* [What is needed]
Your task is to output the entries below word for word.

-*-

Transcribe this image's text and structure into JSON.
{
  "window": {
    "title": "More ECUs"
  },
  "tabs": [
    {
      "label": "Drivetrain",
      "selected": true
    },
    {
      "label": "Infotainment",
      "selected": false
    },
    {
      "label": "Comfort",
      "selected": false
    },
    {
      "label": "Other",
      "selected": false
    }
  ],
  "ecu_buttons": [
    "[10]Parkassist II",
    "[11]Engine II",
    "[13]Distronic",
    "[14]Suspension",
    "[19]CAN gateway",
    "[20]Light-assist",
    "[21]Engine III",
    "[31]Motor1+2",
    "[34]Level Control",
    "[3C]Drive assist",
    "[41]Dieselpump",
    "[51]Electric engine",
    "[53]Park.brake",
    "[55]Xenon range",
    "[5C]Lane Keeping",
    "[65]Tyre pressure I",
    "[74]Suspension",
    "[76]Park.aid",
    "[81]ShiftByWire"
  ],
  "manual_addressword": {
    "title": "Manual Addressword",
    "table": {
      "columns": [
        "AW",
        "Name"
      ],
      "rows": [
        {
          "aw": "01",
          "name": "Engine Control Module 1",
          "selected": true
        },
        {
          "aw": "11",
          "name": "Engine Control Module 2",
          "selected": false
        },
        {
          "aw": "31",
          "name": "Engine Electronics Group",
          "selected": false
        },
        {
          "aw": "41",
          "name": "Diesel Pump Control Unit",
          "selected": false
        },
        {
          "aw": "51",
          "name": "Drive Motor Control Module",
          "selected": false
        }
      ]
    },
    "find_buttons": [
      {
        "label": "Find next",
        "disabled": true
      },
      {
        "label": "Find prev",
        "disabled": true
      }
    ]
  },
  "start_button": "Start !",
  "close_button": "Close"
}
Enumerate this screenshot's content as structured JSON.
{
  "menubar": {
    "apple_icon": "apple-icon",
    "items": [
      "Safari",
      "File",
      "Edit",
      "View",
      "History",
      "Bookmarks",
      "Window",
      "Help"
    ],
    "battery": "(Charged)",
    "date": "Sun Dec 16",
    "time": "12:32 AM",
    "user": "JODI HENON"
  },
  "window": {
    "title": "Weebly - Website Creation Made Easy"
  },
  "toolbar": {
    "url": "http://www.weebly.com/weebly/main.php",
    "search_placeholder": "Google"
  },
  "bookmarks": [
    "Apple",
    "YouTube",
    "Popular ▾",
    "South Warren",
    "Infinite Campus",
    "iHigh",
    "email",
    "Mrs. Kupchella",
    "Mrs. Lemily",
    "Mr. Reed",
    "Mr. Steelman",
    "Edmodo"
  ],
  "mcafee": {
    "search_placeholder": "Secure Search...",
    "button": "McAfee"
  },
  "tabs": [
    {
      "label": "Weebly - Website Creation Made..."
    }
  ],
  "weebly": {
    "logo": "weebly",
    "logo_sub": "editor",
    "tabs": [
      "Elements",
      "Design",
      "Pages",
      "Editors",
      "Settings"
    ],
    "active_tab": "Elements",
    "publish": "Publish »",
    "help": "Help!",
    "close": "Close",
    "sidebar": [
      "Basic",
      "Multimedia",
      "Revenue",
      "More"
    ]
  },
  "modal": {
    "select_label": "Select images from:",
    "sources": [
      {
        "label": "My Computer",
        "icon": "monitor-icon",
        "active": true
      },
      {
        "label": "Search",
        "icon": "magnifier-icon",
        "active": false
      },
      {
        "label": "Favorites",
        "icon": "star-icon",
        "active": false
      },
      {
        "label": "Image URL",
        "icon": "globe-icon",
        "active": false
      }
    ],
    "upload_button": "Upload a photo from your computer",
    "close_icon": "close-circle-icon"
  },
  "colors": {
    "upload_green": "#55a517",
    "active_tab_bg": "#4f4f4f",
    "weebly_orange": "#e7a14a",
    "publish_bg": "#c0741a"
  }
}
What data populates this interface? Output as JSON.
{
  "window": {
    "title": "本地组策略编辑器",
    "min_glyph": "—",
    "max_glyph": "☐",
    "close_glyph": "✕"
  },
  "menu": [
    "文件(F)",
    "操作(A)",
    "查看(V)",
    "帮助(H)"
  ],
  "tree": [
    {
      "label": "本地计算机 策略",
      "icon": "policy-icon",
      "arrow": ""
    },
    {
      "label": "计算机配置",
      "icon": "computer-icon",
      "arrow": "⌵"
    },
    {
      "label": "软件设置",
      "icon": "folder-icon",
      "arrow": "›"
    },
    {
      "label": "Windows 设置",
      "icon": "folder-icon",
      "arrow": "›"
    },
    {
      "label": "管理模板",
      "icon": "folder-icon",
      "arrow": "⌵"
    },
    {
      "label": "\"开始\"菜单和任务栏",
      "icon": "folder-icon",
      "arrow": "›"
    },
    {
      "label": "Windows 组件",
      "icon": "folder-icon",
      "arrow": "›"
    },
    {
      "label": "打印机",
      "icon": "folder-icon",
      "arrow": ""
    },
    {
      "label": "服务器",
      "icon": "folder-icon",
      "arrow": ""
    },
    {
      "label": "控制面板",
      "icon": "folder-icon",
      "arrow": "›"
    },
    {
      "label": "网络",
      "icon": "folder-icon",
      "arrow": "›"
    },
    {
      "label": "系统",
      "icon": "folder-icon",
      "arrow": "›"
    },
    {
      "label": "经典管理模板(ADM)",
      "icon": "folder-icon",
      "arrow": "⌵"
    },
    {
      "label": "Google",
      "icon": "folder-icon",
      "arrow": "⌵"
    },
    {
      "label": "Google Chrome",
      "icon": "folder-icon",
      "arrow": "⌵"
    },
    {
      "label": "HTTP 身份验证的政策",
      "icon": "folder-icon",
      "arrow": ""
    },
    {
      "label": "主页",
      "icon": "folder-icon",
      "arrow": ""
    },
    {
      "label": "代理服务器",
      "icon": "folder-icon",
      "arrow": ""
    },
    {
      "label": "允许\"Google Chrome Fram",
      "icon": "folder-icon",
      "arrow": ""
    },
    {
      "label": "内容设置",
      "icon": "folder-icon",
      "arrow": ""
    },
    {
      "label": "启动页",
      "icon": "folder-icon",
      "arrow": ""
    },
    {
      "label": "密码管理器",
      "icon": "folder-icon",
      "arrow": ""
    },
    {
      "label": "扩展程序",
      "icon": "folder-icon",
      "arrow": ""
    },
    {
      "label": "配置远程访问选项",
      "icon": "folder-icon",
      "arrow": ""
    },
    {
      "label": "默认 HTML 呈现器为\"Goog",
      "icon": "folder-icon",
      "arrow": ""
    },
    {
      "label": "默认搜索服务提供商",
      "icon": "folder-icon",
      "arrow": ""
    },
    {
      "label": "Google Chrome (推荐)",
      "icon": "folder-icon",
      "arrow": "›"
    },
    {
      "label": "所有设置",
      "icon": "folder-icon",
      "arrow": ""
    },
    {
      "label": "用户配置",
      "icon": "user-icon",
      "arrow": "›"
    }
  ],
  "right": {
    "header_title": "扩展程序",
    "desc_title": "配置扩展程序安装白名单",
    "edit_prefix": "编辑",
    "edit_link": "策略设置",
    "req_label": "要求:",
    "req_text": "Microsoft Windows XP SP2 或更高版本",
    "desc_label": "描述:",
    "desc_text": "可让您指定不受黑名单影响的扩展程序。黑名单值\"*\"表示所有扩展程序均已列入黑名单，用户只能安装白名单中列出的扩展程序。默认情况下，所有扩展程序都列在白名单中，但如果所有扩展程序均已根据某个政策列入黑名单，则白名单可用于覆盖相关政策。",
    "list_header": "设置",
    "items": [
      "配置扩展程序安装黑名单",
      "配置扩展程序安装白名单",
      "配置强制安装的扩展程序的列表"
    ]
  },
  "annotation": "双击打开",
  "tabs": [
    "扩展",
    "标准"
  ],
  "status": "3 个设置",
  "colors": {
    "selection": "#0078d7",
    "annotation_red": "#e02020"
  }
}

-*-

* [Solution]
Transcribe this image's text and structure into JSON.
{
  "window": {
    "title": "More ECUs"
  },
  "tabs": [
    {
      "label": "Drivetrain",
      "selected": true
    },
    {
      "label": "Infotainment",
      "selected": false
    },
    {
      "label": "Comfort",
      "selected": false
    },
    {
      "label": "Other",
      "selected": false
    }
  ],
  "ecu_buttons": [
    "[10]Parkassist II",
    "[11]Engine II",
    "[13]Distronic",
    "[14]Suspension",
    "[19]CAN gateway",
    "[20]Light-assist",
    "[21]Engine III",
    "[31]Motor1+2",
    "[34]Level Control",
    "[3C]Drive assist",
    "[41]Dieselpump",
    "[51]Electric engine",
    "[53]Park.brake",
    "[55]Xenon range",
    "[5C]Lane Keeping",
    "[65]Tyre pressure I",
    "[74]Suspension",
    "[76]Park.aid",
    "[81]ShiftByWire"
  ],
  "manual_addressword": {
    "title": "Manual Addressword",
    "table": {
      "columns": [
        "AW",
        "Name"
      ],
      "rows": [
        {
          "aw": "01",
          "name": "Engine Control Module 1",
          "selected": true
        },
        {
          "aw": "11",
          "name": "Engine Control Module 2",
          "selected": false
        },
        {
          "aw": "31",
          "name": "Engine Electronics Group",
          "selected": false
        },
        {
          "aw": "41",
          "name": "Diesel Pump Control Unit",
          "selected": false
        },
        {
          "aw": "51",
          "name": "Drive Motor Control Module",
          "selected": false
        }
      ]
    },
    "find_buttons": [
      {
        "label": "Find next",
        "disabled": true
      },
      {
        "label": "Find prev",
        "disabled": true
      }
    ]
  },
  "start_button": "Start !",
  "close_button": "Close"
}
Enumerate this screenshot's content as structured JSON.
{
  "menubar": {
    "apple_icon": "apple-icon",
    "items": [
      "Safari",
      "File",
      "Edit",
      "View",
      "History",
      "Bookmarks",
      "Window",
      "Help"
    ],
    "battery": "(Charged)",
    "date": "Sun Dec 16",
    "time": "12:32 AM",
    "user": "JODI HENON"
  },
  "window": {
    "title": "Weebly - Website Creation Made Easy"
  },
  "toolbar": {
    "url": "http://www.weebly.com/weebly/main.php",
    "search_placeholder": "Google"
  },
  "bookmarks": [
    "Apple",
    "YouTube",
    "Popular ▾",
    "South Warren",
    "Infinite Campus",
    "iHigh",
    "email",
    "Mrs. Kupchella",
    "Mrs. Lemily",
    "Mr. Reed",
    "Mr. Steelman",
    "Edmodo"
  ],
  "mcafee": {
    "search_placeholder": "Secure Search...",
    "button": "McAfee"
  },
  "tabs": [
    {
      "label": "Weebly - Website Creation Made..."
    }
  ],
  "weebly": {
    "logo": "weebly",
    "logo_sub": "editor",
    "tabs": [
      "Elements",
      "Design",
      "Pages",
      "Editors",
      "Settings"
    ],
    "active_tab": "Elements",
    "publish": "Publish »",
    "help": "Help!",
    "close": "Close",
    "sidebar": [
      "Basic",
      "Multimedia",
      "Revenue",
      "More"
    ]
  },
  "modal": {
    "select_label": "Select images from:",
    "sources": [
      {
        "label": "My Computer",
        "icon": "monitor-icon",
        "active": true
      },
      {
        "label": "Search",
        "icon": "magnifier-icon",
        "active": false
      },
      {
        "label": "Favorites",
        "icon": "star-icon",
        "active": false
      },
      {
        "label": "Image URL",
        "icon": "globe-icon",
        "active": false
      }
    ],
    "upload_button": "Upload a photo from your computer",
    "close_icon": "close-circle-icon"
  },
  "colors": {
    "upload_green": "#55a517",
    "active_tab_bg": "#4f4f4f",
    "weebly_orange": "#e7a14a",
    "publish_bg": "#c0741a"
  }
}
What data populates this interface? Output as JSON.
{
  "window": {
    "title": "本地组策略编辑器",
    "min_glyph": "—",
    "max_glyph": "☐",
    "close_glyph": "✕"
  },
  "menu": [
    "文件(F)",
    "操作(A)",
    "查看(V)",
    "帮助(H)"
  ],
  "tree": [
    {
      "label": "本地计算机 策略",
      "icon": "policy-icon",
      "arrow": ""
    },
    {
      "label": "计算机配置",
      "icon": "computer-icon",
      "arrow": "⌵"
    },
    {
      "label": "软件设置",
      "icon": "folder-icon",
      "arrow": "›"
    },
    {
      "label": "Windows 设置",
      "icon": "folder-icon",
      "arrow": "›"
    },
    {
      "label": "管理模板",
      "icon": "folder-icon",
      "arrow": "⌵"
    },
    {
      "label": "\"开始\"菜单和任务栏",
      "icon": "folder-icon",
      "arrow": "›"
    },
    {
      "label": "Windows 组件",
      "icon": "folder-icon",
      "arrow": "›"
    },
    {
      "label": "打印机",
      "icon": "folder-icon",
      "arrow": ""
    },
    {
      "label": "服务器",
      "icon": "folder-icon",
      "arrow": ""
    },
    {
      "label": "控制面板",
      "icon": "folder-icon",
      "arrow": "›"
    },
    {
      "label": "网络",
      "icon": "folder-icon",
      "arrow": "›"
    },
    {
      "label": "系统",
      "icon": "folder-icon",
      "arrow": "›"
    },
    {
      "label": "经典管理模板(ADM)",
      "icon": "folder-icon",
      "arrow": "⌵"
    },
    {
      "label": "Google",
      "icon": "folder-icon",
      "arrow": "⌵"
    },
    {
      "label": "Google Chrome",
      "icon": "folder-icon",
      "arrow": "⌵"
    },
    {
      "label": "HTTP 身份验证的政策",
      "icon": "folder-icon",
      "arrow": ""
    },
    {
      "label": "主页",
      "icon": "folder-icon",
      "arrow": ""
    },
    {
      "label": "代理服务器",
      "icon": "folder-icon",
      "arrow": ""
    },
    {
      "label": "允许\"Google Chrome Fram",
      "icon": "folder-icon",
      "arrow": ""
    },
    {
      "label": "内容设置",
      "icon": "folder-icon",
      "arrow": ""
    },
    {
      "label": "启动页",
      "icon": "folder-icon",
      "arrow": ""
    },
    {
      "label": "密码管理器",
      "icon": "folder-icon",
      "arrow": ""
    },
    {
      "label": "扩展程序",
      "icon": "folder-icon",
      "arrow": ""
    },
    {
      "label": "配置远程访问选项",
      "icon": "folder-icon",
      "arrow": ""
    },
    {
      "label": "默认 HTML 呈现器为\"Goog",
      "icon": "folder-icon",
      "arrow": ""
    },
    {
      "label": "默认搜索服务提供商",
      "icon": "folder-icon",
      "arrow": ""
    },
    {
      "label": "Google Chrome (推荐)",
      "icon": "folder-icon",
      "arrow": "›"
    },
    {
      "label": "所有设置",
      "icon": "folder-icon",
      "arrow": ""
    },
    {
      "label": "用户配置",
      "icon": "user-icon",
      "arrow": "›"
    }
  ],
  "right": {
    "header_title": "扩展程序",
    "desc_title": "配置扩展程序安装白名单",
    "edit_prefix": "编辑",
    "edit_link": "策略设置",
    "req_label": "要求:",
    "req_text": "Microsoft Windows XP SP2 或更高版本",
    "desc_label": "描述:",
    "desc_text": "可让您指定不受黑名单影响的扩展程序。黑名单值\"*\"表示所有扩展程序均已列入黑名单，用户只能安装白名单中列出的扩展程序。默认情况下，所有扩展程序都列在白名单中，但如果所有扩展程序均已根据某个政策列入黑名单，则白名单可用于覆盖相关政策。",
    "list_header": "设置",
    "items": [
      "配置扩展程序安装黑名单",
      "配置扩展程序安装白名单",
      "配置强制安装的扩展程序的列表"
    ]
  },
  "annotation": "双击打开",
  "tabs": [
    "扩展",
    "标准"
  ],
  "status": "3 个设置",
  "colors": {
    "selection": "#0078d7",
    "annotation_red": "#e02020"
  }
}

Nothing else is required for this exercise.